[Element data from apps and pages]
-*-*-
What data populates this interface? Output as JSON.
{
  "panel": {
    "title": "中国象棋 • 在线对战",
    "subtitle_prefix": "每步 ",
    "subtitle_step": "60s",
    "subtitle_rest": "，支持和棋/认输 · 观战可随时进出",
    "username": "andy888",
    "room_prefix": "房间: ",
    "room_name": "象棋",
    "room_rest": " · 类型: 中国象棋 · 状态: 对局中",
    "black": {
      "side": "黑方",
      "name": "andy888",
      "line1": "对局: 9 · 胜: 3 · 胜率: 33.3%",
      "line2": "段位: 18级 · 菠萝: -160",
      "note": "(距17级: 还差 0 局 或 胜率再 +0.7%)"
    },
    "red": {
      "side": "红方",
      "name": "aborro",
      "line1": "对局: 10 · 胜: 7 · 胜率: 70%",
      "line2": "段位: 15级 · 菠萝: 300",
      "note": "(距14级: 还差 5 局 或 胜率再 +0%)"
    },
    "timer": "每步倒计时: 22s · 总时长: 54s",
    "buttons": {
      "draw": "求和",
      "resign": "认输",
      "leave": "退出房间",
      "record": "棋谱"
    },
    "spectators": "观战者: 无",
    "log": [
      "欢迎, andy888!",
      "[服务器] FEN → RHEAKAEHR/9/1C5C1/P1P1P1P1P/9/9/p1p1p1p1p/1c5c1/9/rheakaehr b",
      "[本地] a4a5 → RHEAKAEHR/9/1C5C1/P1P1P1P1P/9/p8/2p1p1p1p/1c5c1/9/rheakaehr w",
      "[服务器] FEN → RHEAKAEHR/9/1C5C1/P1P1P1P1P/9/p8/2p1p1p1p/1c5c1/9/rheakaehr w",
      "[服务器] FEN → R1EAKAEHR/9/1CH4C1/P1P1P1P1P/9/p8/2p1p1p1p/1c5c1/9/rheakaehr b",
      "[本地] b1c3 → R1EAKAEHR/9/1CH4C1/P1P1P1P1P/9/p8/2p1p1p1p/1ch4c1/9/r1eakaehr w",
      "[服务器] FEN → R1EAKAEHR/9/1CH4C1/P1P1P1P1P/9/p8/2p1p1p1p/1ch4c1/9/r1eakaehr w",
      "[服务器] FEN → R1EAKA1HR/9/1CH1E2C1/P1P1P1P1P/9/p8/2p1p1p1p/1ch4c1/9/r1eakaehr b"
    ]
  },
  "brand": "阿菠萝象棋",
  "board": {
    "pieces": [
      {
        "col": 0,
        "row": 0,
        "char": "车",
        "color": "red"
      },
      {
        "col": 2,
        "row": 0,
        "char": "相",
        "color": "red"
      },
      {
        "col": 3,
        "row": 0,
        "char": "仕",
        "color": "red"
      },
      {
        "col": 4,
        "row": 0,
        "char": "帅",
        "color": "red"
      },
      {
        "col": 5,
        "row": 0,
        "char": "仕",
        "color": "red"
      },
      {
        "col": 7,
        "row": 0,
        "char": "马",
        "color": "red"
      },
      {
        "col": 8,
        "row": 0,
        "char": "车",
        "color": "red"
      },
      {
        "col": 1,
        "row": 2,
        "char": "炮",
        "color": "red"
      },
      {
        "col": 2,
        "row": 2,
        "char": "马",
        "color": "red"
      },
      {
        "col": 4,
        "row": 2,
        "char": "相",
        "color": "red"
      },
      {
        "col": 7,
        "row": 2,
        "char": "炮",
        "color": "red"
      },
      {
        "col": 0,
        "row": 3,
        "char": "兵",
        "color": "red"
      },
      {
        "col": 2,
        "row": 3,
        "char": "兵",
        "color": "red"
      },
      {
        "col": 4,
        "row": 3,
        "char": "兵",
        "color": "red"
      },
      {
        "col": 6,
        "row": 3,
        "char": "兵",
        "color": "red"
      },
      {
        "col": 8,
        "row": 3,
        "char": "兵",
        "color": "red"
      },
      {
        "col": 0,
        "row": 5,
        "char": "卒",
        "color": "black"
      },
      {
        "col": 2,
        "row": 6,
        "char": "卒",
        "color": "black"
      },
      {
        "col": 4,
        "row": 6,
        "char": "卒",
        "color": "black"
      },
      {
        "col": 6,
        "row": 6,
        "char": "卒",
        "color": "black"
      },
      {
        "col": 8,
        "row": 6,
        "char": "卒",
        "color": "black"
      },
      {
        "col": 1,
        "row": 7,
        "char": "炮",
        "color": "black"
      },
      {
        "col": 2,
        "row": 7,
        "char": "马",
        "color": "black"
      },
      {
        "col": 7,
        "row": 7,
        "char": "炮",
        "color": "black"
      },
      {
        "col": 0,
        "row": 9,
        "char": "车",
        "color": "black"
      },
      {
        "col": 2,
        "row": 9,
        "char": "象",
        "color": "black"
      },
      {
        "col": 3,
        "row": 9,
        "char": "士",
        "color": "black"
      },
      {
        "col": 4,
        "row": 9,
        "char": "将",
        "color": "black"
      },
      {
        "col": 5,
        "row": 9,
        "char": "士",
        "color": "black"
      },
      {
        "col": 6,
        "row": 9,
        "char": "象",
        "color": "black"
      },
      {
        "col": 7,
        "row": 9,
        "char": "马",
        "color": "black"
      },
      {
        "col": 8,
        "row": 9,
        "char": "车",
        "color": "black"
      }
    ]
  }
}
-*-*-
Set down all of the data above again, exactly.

What data populates this interface? Output as JSON.
{
  "panel": {
    "title": "中国象棋 • 在线对战",
    "subtitle_prefix": "每步 ",
    "subtitle_step": "60s",
    "subtitle_rest": "，支持和棋/认输 · 观战可随时进出",
    "username": "andy888",
    "room_prefix": "房间: ",
    "room_name": "象棋",
    "room_rest": " · 类型: 中国象棋 · 状态: 对局中",
    "black": {
      "side": "黑方",
      "name": "andy888",
      "line1": "对局: 9 · 胜: 3 · 胜率: 33.3%",
      "line2": "段位: 18级 · 菠萝: -160",
      "note": "(距17级: 还差 0 局 或 胜率再 +0.7%)"
    },
    "red": {
      "side": "红方",
      "name": "aborro",
      "line1": "对局: 10 · 胜: 7 · 胜率: 70%",
      "line2": "段位: 15级 · 菠萝: 300",
      "note": "(距14级: 还差 5 局 或 胜率再 +0%)"
    },
    "timer": "每步倒计时: 22s · 总时长: 54s",
    "buttons": {
      "draw": "求和",
      "resign": "认输",
      "leave": "退出房间",
      "record": "棋谱"
    },
    "spectators": "观战者: 无",
    "log": [
      "欢迎, andy888!",
      "[服务器] FEN → RHEAKAEHR/9/1C5C1/P1P1P1P1P/9/9/p1p1p1p1p/1c5c1/9/rheakaehr b",
      "[本地] a4a5 → RHEAKAEHR/9/1C5C1/P1P1P1P1P/9/p8/2p1p1p1p/1c5c1/9/rheakaehr w",
      "[服务器] FEN → RHEAKAEHR/9/1C5C1/P1P1P1P1P/9/p8/2p1p1p1p/1c5c1/9/rheakaehr w",
      "[服务器] FEN → R1EAKAEHR/9/1CH4C1/P1P1P1P1P/9/p8/2p1p1p1p/1c5c1/9/rheakaehr b",
      "[本地] b1c3 → R1EAKAEHR/9/1CH4C1/P1P1P1P1P/9/p8/2p1p1p1p/1ch4c1/9/r1eakaehr w",
      "[服务器] FEN → R1EAKAEHR/9/1CH4C1/P1P1P1P1P/9/p8/2p1p1p1p/1ch4c1/9/r1eakaehr w",
      "[服务器] FEN → R1EAKA1HR/9/1CH1E2C1/P1P1P1P1P/9/p8/2p1p1p1p/1ch4c1/9/r1eakaehr b"
    ]
  },
  "brand": "阿菠萝象棋",
  "board": {
    "pieces": [
      {
        "col": 0,
        "row": 0,
        "char": "车",
        "color": "red"
      },
      {
        "col": 2,
        "row": 0,
        "char": "相",
        "color": "red"
      },
      {
        "col": 3,
        "row": 0,
        "char": "仕",
        "color": "red"
      },
      {
        "col": 4,
        "row": 0,
        "char": "帅",
        "color": "red"
      },
      {
        "col": 5,
        "row": 0,
        "char": "仕",
        "color": "red"
      },
      {
        "col": 7,
        "row": 0,
        "char": "马",
        "color": "red"
      },
      {
        "col": 8,
        "row": 0,
        "char": "车",
        "color": "red"
      },
      {
        "col": 1,
        "row": 2,
        "char": "炮",
        "color": "red"
      },
      {
        "col": 2,
        "row": 2,
        "char": "马",
        "color": "red"
      },
      {
        "col": 4,
        "row": 2,
        "char": "相",
        "color": "red"
      },
      {
        "col": 7,
        "row": 2,
        "char": "炮",
        "color": "red"
      },
      {
        "col": 0,
        "row": 3,
        "char": "兵",
        "color": "red"
      },
      {
        "col": 2,
        "row": 3,
        "char": "兵",
        "color": "red"
      },
      {
        "col": 4,
        "row": 3,
        "char": "兵",
        "color": "red"
      },
      {
        "col": 6,
        "row": 3,
        "char": "兵",
        "color": "red"
      },
      {
        "col": 8,
        "row": 3,
        "char": "兵",
        "color": "red"
      },
      {
        "col": 0,
        "row": 5,
        "char": "卒",
        "color": "black"
      },
      {
        "col": 2,
        "row": 6,
        "char": "卒",
        "color": "black"
      },
      {
        "col": 4,
        "row": 6,
        "char": "卒",
        "color": "black"
      },
      {
        "col": 6,
        "row": 6,
        "char": "卒",
        "color": "black"
      },
      {
        "col": 8,
        "row": 6,
        "char": "卒",
        "color": "black"
      },
      {
        "col": 1,
        "row": 7,
        "char": "炮",
        "color": "black"
      },
      {
        "col": 2,
        "row": 7,
        "char": "马",
        "color": "black"
      },
      {
        "col": 7,
        "row": 7,
        "char": "炮",
        "color": "black"
      },
      {
        "col": 0,
        "row": 9,
        "char": "车",
        "color": "black"
      },
      {
        "col": 2,
        "row": 9,
        "char": "象",
        "color": "black"
      },
      {
        "col": 3,
        "row": 9,
        "char": "士",
        "color": "black"
      },
      {
        "col": 4,
        "row": 9,
        "char": "将",
        "color": "black"
      },
      {
        "col": 5,
        "row": 9,
        "char": "士",
        "color": "black"
      },
      {
        "col": 6,
        "row": 9,
        "char": "象",
        "color": "black"
      },
      {
        "col": 7,
        "row": 9,
        "char": "马",
        "color": "black"
      },
      {
        "col": 8,
        "row": 9,
        "char": "车",
        "color": "black"
      }
    ]
  }
}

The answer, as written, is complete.